Work instructions -
Write the records out again, exactly.

(Extracted data entries)
****

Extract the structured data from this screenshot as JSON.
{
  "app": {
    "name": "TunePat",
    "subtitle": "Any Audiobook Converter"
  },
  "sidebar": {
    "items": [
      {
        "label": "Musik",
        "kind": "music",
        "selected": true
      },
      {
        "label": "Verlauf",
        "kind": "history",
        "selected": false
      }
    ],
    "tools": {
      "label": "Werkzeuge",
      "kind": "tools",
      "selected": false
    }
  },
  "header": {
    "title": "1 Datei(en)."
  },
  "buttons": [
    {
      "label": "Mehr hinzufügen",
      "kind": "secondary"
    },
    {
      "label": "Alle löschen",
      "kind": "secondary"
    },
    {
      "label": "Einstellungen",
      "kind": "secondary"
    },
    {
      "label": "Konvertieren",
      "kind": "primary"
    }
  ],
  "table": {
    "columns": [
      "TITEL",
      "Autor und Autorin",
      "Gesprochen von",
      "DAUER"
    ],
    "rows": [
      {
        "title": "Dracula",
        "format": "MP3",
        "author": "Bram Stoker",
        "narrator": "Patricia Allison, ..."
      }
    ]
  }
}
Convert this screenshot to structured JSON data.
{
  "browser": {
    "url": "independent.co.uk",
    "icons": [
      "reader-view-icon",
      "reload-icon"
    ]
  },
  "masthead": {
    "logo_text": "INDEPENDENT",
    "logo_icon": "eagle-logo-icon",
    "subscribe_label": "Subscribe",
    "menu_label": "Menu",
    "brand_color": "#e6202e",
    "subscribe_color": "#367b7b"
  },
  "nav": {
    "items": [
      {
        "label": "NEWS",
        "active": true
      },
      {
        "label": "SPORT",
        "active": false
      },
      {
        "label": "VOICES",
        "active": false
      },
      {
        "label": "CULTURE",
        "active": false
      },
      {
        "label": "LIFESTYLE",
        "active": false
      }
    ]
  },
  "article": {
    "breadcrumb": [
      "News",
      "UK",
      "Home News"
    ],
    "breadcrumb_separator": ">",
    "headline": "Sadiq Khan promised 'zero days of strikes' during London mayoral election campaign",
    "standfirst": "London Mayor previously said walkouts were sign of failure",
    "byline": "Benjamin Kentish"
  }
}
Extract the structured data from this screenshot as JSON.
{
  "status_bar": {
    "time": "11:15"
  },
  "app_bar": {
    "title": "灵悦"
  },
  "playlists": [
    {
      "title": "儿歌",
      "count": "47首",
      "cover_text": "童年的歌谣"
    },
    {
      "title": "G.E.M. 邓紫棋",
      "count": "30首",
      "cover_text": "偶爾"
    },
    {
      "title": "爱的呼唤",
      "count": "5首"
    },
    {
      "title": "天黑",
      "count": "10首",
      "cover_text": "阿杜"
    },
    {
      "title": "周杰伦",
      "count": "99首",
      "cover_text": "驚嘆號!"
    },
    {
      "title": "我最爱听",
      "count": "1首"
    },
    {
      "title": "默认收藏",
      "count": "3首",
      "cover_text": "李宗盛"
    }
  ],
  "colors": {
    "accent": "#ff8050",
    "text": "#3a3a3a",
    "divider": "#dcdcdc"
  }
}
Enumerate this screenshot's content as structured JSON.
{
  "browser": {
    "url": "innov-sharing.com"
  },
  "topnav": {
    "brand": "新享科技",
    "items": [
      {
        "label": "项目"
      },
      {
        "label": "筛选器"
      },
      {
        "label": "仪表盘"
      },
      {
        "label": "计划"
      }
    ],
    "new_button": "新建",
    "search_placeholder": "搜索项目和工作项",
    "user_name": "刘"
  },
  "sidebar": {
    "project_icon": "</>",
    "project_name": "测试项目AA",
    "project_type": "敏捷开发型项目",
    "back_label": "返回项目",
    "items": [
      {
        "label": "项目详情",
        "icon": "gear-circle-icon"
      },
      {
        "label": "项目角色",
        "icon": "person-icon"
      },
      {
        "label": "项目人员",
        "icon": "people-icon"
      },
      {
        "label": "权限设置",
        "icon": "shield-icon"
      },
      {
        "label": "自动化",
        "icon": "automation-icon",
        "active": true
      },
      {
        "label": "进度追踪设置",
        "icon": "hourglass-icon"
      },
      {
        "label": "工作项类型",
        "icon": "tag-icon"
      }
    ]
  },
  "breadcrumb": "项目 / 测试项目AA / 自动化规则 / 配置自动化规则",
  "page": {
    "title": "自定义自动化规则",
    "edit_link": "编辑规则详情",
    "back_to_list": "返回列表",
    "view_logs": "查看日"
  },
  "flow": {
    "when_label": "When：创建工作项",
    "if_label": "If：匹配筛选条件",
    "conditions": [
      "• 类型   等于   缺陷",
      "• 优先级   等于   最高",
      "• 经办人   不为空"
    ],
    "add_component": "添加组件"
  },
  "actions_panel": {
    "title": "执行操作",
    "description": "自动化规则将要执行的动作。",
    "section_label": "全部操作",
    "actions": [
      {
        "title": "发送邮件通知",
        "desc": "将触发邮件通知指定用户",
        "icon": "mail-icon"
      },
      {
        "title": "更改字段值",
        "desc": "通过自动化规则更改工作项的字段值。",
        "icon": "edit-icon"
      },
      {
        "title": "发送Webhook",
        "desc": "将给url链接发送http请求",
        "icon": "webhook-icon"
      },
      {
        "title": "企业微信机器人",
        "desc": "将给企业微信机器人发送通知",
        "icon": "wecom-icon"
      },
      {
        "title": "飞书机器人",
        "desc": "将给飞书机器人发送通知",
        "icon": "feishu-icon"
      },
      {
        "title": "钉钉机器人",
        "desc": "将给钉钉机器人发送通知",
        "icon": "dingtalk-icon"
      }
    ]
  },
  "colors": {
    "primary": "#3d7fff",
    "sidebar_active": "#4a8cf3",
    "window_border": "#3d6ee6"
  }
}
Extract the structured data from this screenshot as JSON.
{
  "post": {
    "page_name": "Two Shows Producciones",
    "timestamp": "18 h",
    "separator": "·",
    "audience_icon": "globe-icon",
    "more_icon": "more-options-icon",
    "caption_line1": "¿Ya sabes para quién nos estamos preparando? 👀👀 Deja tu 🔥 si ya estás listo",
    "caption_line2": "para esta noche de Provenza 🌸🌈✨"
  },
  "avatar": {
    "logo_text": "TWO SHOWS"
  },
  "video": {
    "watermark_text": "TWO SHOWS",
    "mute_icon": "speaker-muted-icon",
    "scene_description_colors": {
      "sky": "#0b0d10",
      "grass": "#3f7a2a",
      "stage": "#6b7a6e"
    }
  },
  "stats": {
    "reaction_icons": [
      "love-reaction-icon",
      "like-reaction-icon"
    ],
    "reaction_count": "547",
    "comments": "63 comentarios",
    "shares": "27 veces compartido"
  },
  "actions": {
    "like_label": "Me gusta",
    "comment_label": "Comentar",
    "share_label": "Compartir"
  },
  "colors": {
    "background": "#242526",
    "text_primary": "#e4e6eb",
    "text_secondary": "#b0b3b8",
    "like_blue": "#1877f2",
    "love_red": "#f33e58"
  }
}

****

Task response -
Extract the structured data from this screenshot as JSON.
{
  "app": {
    "name": "TunePat",
    "subtitle": "Any Audiobook Converter"
  },
  "sidebar": {
    "items": [
      {
        "label": "Musik",
        "kind": "music",
        "selected": true
      },
      {
        "label": "Verlauf",
        "kind": "history",
        "selected": false
      }
    ],
    "tools": {
      "label": "Werkzeuge",
      "kind": "tools",
      "selected": false
    }
  },
  "header": {
    "title": "1 Datei(en)."
  },
  "buttons": [
    {
      "label": "Mehr hinzufügen",
      "kind": "secondary"
    },
    {
      "label": "Alle löschen",
      "kind": "secondary"
    },
    {
      "label": "Einstellungen",
      "kind": "secondary"
    },
    {
      "label": "Konvertieren",
      "kind": "primary"
    }
  ],
  "table": {
    "columns": [
      "TITEL",
      "Autor und Autorin",
      "Gesprochen von",
      "DAUER"
    ],
    "rows": [
      {
        "title": "Dracula",
        "format": "MP3",
        "author": "Bram Stoker",
        "narrator": "Patricia Allison, ..."
      }
    ]
  }
}
Convert this screenshot to structured JSON data.
{
  "browser": {
    "url": "independent.co.uk",
    "icons": [
      "reader-view-icon",
      "reload-icon"
    ]
  },
  "masthead": {
    "logo_text": "INDEPENDENT",
    "logo_icon": "eagle-logo-icon",
    "subscribe_label": "Subscribe",
    "menu_label": "Menu",
    "brand_color": "#e6202e",
    "subscribe_color": "#367b7b"
  },
  "nav": {
    "items": [
      {
        "label": "NEWS",
        "active": true
      },
      {
        "label": "SPORT",
        "active": false
      },
      {
        "label": "VOICES",
        "active": false
      },
      {
        "label": "CULTURE",
        "active": false
      },
      {
        "label": "LIFESTYLE",
        "active": false
      }
    ]
  },
  "article": {
    "breadcrumb": [
      "News",
      "UK",
      "Home News"
    ],
    "breadcrumb_separator": ">",
    "headline": "Sadiq Khan promised 'zero days of strikes' during London mayoral election campaign",
    "standfirst": "London Mayor previously said walkouts were sign of failure",
    "byline": "Benjamin Kentish"
  }
}
Extract the structured data from this screenshot as JSON.
{
  "status_bar": {
    "time": "11:15"
  },
  "app_bar": {
    "title": "灵悦"
  },
  "playlists": [
    {
      "title": "儿歌",
      "count": "47首",
      "cover_text": "童年的歌谣"
    },
    {
      "title": "G.E.M. 邓紫棋",
      "count": "30首",
      "cover_text": "偶爾"
    },
    {
      "title": "爱的呼唤",
      "count": "5首"
    },
    {
      "title": "天黑",
      "count": "10首",
      "cover_text": "阿杜"
    },
    {
      "title": "周杰伦",
      "count": "99首",
      "cover_text": "驚嘆號!"
    },
    {
      "title": "我最爱听",
      "count": "1首"
    },
    {
      "title": "默认收藏",
      "count": "3首",
      "cover_text": "李宗盛"
    }
  ],
  "colors": {
    "accent": "#ff8050",
    "text": "#3a3a3a",
    "divider": "#dcdcdc"
  }
}
Enumerate this screenshot's content as structured JSON.
{
  "browser": {
    "url": "innov-sharing.com"
  },
  "topnav": {
    "brand": "新享科技",
    "items": [
      {
        "label": "项目"
      },
      {
        "label": "筛选器"
      },
      {
        "label": "仪表盘"
      },
      {
        "label": "计划"
      }
    ],
    "new_button": "新建",
    "search_placeholder": "搜索项目和工作项",
    "user_name": "刘"
  },
  "sidebar": {
    "project_icon": "</>",
    "project_name": "测试项目AA",
    "project_type": "敏捷开发型项目",
    "back_label": "返回项目",
    "items": [
      {
        "label": "项目详情",
        "icon": "gear-circle-icon"
      },
      {
        "label": "项目角色",
        "icon": "person-icon"
      },
      {
        "label": "项目人员",
        "icon": "people-icon"
      },
      {
        "label": "权限设置",
        "icon": "shield-icon"
      },
      {
        "label": "自动化",
        "icon": "automation-icon",
        "active": true
      },
      {
        "label": "进度追踪设置",
        "icon": "hourglass-icon"
      },
      {
        "label": "工作项类型",
        "icon": "tag-icon"
      }
    ]
  },
  "breadcrumb": "项目 / 测试项目AA / 自动化规则 / 配置自动化规则",
  "page": {
    "title": "自定义自动化规则",
    "edit_link": "编辑规则详情",
    "back_to_list": "返回列表",
    "view_logs": "查看日"
  },
  "flow": {
    "when_label": "When：创建工作项",
    "if_label": "If：匹配筛选条件",
    "conditions": [
      "• 类型   等于   缺陷",
      "• 优先级   等于   最高",
      "• 经办人   不为空"
    ],
    "add_component": "添加组件"
  },
  "actions_panel": {
    "title": "执行操作",
    "description": "自动化规则将要执行的动作。",
    "section_label": "全部操作",
    "actions": [
      {
        "title": "发送邮件通知",
        "desc": "将触发邮件通知指定用户",
        "icon": "mail-icon"
      },
      {
        "title": "更改字段值",
        "desc": "通过自动化规则更改工作项的字段值。",
        "icon": "edit-icon"
      },
      {
        "title": "发送Webhook",
        "desc": "将给url链接发送http请求",
        "icon": "webhook-icon"
      },
      {
        "title": "企业微信机器人",
        "desc": "将给企业微信机器人发送通知",
        "icon": "wecom-icon"
      },
      {
        "title": "飞书机器人",
        "desc": "将给飞书机器人发送通知",
        "icon": "feishu-icon"
      },
      {
        "title": "钉钉机器人",
        "desc": "将给钉钉机器人发送通知",
        "icon": "dingtalk-icon"
      }
    ]
  },
  "colors": {
    "primary": "#3d7fff",
    "sidebar_active": "#4a8cf3",
    "window_border": "#3d6ee6"
  }
}
Extract the structured data from this screenshot as JSON.
{
  "post": {
    "page_name": "Two Shows Producciones",
    "timestamp": "18 h",
    "separator": "·",
    "audience_icon": "globe-icon",
    "more_icon": "more-options-icon",
    "caption_line1": "¿Ya sabes para quién nos estamos preparando? 👀👀 Deja tu 🔥 si ya estás listo",
    "caption_line2": "para esta noche de Provenza 🌸🌈✨"
  },
  "avatar": {
    "logo_text": "TWO SHOWS"
  },
  "video": {
    "watermark_text": "TWO SHOWS",
    "mute_icon": "speaker-muted-icon",
    "scene_description_colors": {
      "sky": "#0b0d10",
      "grass": "#3f7a2a",
      "stage": "#6b7a6e"
    }
  },
  "stats": {
    "reaction_icons": [
      "love-reaction-icon",
      "like-reaction-icon"
    ],
    "reaction_count": "547",
    "comments": "63 comentarios",
    "shares": "27 veces compartido"
  },
  "actions": {
    "like_label": "Me gusta",
    "comment_label": "Comentar",
    "share_label": "Compartir"
  },
  "colors": {
    "background": "#242526",
    "text_primary": "#e4e6eb",
    "text_secondary": "#b0b3b8",
    "like_blue": "#1877f2",
    "love_red": "#f33e58"
  }
}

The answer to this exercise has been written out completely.